#### [DATA SECTION]
************
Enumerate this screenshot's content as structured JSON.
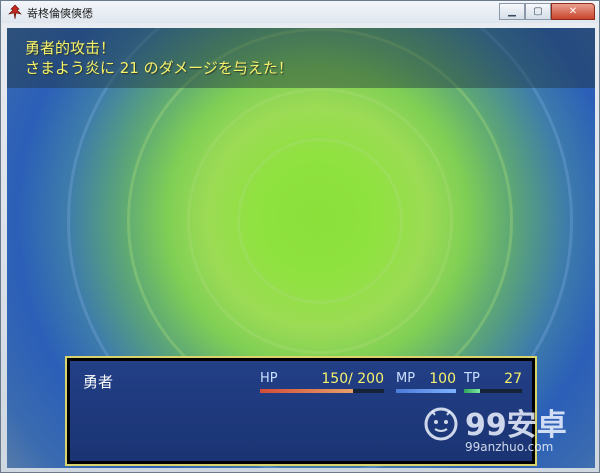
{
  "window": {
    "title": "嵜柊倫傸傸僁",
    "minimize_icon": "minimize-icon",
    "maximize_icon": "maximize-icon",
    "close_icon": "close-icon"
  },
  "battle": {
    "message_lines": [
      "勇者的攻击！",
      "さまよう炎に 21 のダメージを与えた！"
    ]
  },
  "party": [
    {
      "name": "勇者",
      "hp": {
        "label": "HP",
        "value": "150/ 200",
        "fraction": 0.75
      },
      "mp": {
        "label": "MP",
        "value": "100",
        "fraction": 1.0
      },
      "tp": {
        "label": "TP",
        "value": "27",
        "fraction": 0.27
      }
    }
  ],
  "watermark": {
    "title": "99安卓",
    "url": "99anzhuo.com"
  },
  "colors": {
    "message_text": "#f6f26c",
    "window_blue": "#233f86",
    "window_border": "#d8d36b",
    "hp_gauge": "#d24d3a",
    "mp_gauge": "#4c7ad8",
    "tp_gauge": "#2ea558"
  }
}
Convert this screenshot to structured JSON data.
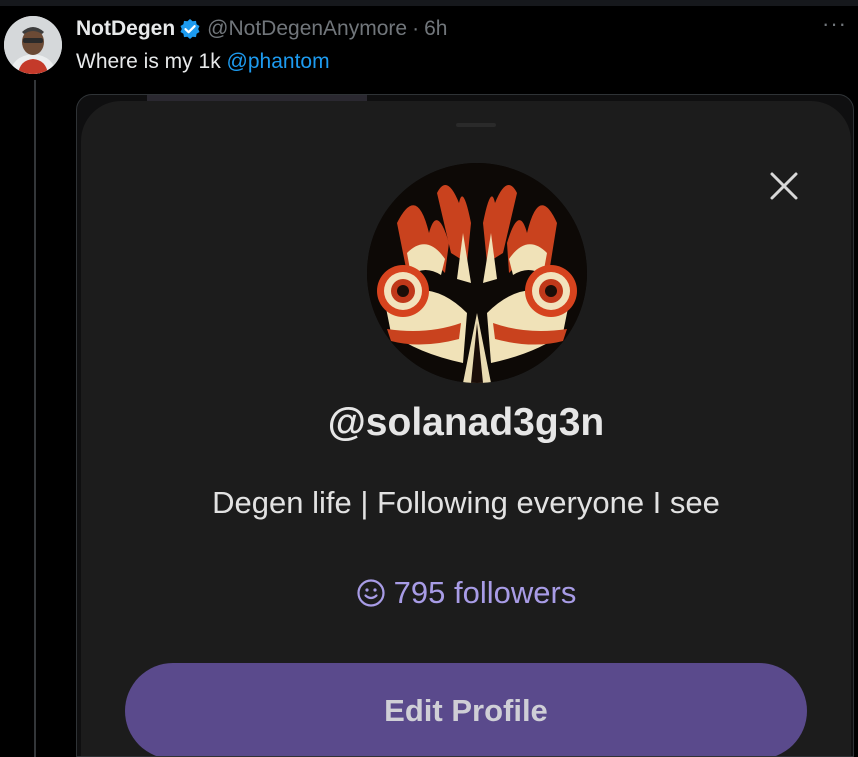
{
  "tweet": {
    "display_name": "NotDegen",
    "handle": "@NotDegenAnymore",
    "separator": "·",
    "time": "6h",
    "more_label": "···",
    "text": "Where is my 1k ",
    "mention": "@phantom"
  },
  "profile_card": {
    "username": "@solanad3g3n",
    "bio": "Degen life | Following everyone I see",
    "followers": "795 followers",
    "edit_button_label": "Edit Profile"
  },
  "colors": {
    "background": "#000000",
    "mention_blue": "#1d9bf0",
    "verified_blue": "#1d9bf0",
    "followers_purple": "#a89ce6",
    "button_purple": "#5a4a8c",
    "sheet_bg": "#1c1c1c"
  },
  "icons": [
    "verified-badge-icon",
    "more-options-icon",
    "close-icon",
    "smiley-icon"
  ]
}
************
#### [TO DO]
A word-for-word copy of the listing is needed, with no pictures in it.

#### [WRITTEN SOLUTION]
Enumerate this screenshot's content as structured JSON.
{
  "window": {
    "title": "嵜柊倫傸傸僁",
    "minimize_icon": "minimize-icon",
    "maximize_icon": "maximize-icon",
    "close_icon": "close-icon"
  },
  "battle": {
    "message_lines": [
      "勇者的攻击！",
      "さまよう炎に 21 のダメージを与えた！"
    ]
  },
  "party": [
    {
      "name": "勇者",
      "hp": {
        "label": "HP",
        "value": "150/ 200",
        "fraction": 0.75
      },
      "mp": {
        "label": "MP",
        "value": "100",
        "fraction": 1.0
      },
      "tp": {
        "label": "TP",
        "value": "27",
        "fraction": 0.27
      }
    }
  ],
  "watermark": {
    "title": "99安卓",
    "url": "99anzhuo.com"
  },
  "colors": {
    "message_text": "#f6f26c",
    "window_blue": "#233f86",
    "window_border": "#d8d36b",
    "hp_gauge": "#d24d3a",
    "mp_gauge": "#4c7ad8",
    "tp_gauge": "#2ea558"
  }
}
Convert this screenshot to structured JSON data.
{
  "tweet": {
    "display_name": "NotDegen",
    "handle": "@NotDegenAnymore",
    "separator": "·",
    "time": "6h",
    "more_label": "···",
    "text": "Where is my 1k ",
    "mention": "@phantom"
  },
  "profile_card": {
    "username": "@solanad3g3n",
    "bio": "Degen life | Following everyone I see",
    "followers": "795 followers",
    "edit_button_label": "Edit Profile"
  },
  "colors": {
    "background": "#000000",
    "mention_blue": "#1d9bf0",
    "verified_blue": "#1d9bf0",
    "followers_purple": "#a89ce6",
    "button_purple": "#5a4a8c",
    "sheet_bg": "#1c1c1c"
  },
  "icons": [
    "verified-badge-icon",
    "more-options-icon",
    "close-icon",
    "smiley-icon"
  ]
}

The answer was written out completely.